- No hesitation.
- No repetition.
- No deviation.
- No factual errors.
Rules that have been added later:
- No leaving the premises. (Jokingly added by Lennart Swahn)
- No stealing anyone's approach to the subject.
- No snickering or laughing on your turn.
A combination of hesitation and deviation was introduced by Moltas Eriksson as "homoeopathic dilution": a term originally from the field of homeopathy but used here to signify a long, meaningless string of words – what Hans Rosenfeldt usually refers to as "a stacking of words without any meaning within itself".
- 1 point is given if a contestant challenges another contestant successfully or if a contestant is incorrectly challenged.
- 2 points are given if a contestant manages to end the minute.
- 3 points are given if a contestant manages to speak for the whole minute without being interrupted.
The functions of the "Notarius Publicus" are scorekeeping, timekeeping, banging the gong when the minute is up, and announcing the winner. Helge Skoog has performed this role since early 2012. His predecessor was the producer Bibi Rödöö who had held the role from 2004. The scorekeeper's title was changed from "Chief Justice" (Överdomaren) when Skoog took over from Rödöö. The title Notarius Publicus is the Latin for Notary public; however, the similarities, if any, are slim in this program.
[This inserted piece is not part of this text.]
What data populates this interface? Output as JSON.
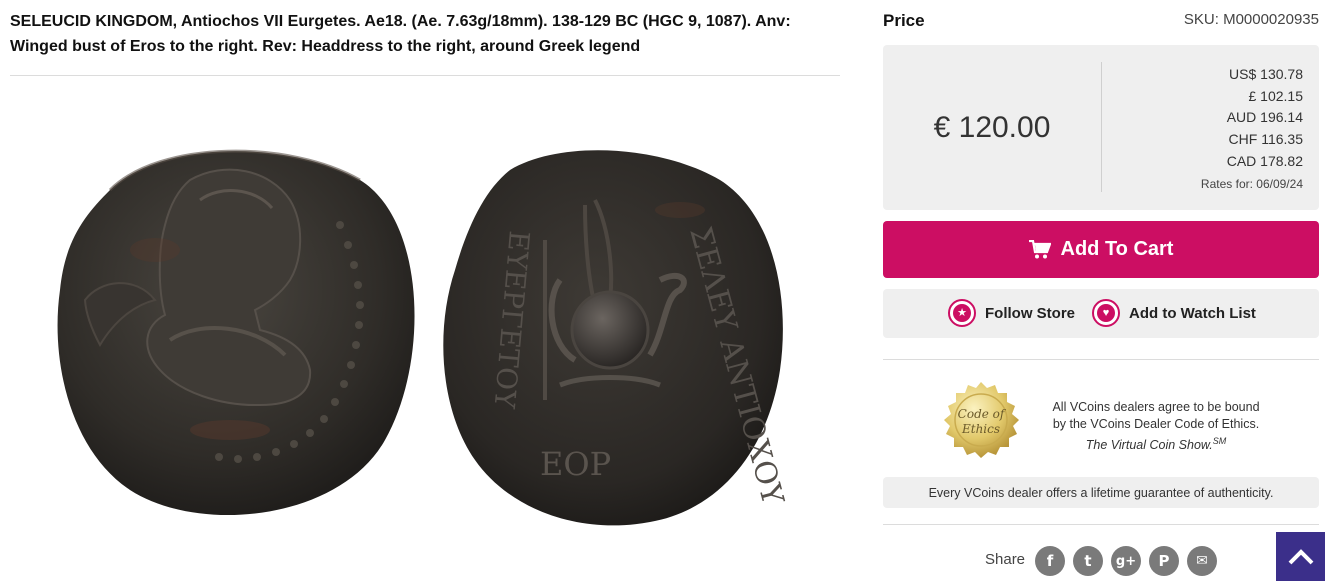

Until Bibi Röddö joined in 2004, prizes had not been a part of På Minuten. The first prizes were tin cans containing exotic food. Some of them were so exotic that contestants did their utmost to let someone else win. After Bibi Rödöö had gone through most of what Stockholm had to offer in tin cans she started to bring home prices from her travels. After this the audience started to bring prizes of their own. These usually included local specialities like truffles from Gotland, chanterelles from Ludvika, or fruitloaf with homemade marmalade. Later listeners abroad started sending in prizes such as avocado crème from Israel, grasshopper lollipops from the United States, Arctic char from Canada, and a meal for two from a Japanese arctic research station.
Foods are not the only prizes offered. Sometimes there are musical teachers who offer their services under the motto "Learn how to play an instrument under an hour". Contestants are not allowed to choose which instrument they will learn to play, as this is decided before recording of the show begins. The winner usually plays or attempts to play a small musical piece with the aforementioned instrument at the beginning of the following edition of the program.
Differences from Just a Minute
The Swedish program has a slightly different interpretation of the rules compared to the British version.
- In Just a Minute contestants are allowed to repeat words included in the subject. If the subject includes, say, the word "apple", then contestants can say "apple" as many times as they wish. In På minuten a contestant is allowed to say a word only once before he or she is interrupted or finishes the minute, regardless of whether or not the word is in the subject.
- In Just a Minute contestants are not allowed to repeat a word at any time during the whole minute, whereas in På minuten they are allowed to use a word one more time following an interruption.
- In Just a Minute the rule on deviation from the subject is interpreted more strictly than in På minuten. Just a Minute often does not allow deviation from the truth, logic, or grammar.
- The rule "No stealing anyone's approach to the subject" does not exist in Just a Minute.
- SR|Scen, pictures from studio 4.
- SR|Stadsteatern, Pictures from Stockholm City Theatre from På Minuten's website.
- SR|Om Programet, information about the program from På Minuten's webpage.
- SR|Överdomaren, About the supreme judge Bibi Rödöö from På Minuten's website.
- SR|Prishistorik The history of the prizes in På minuten on the program's website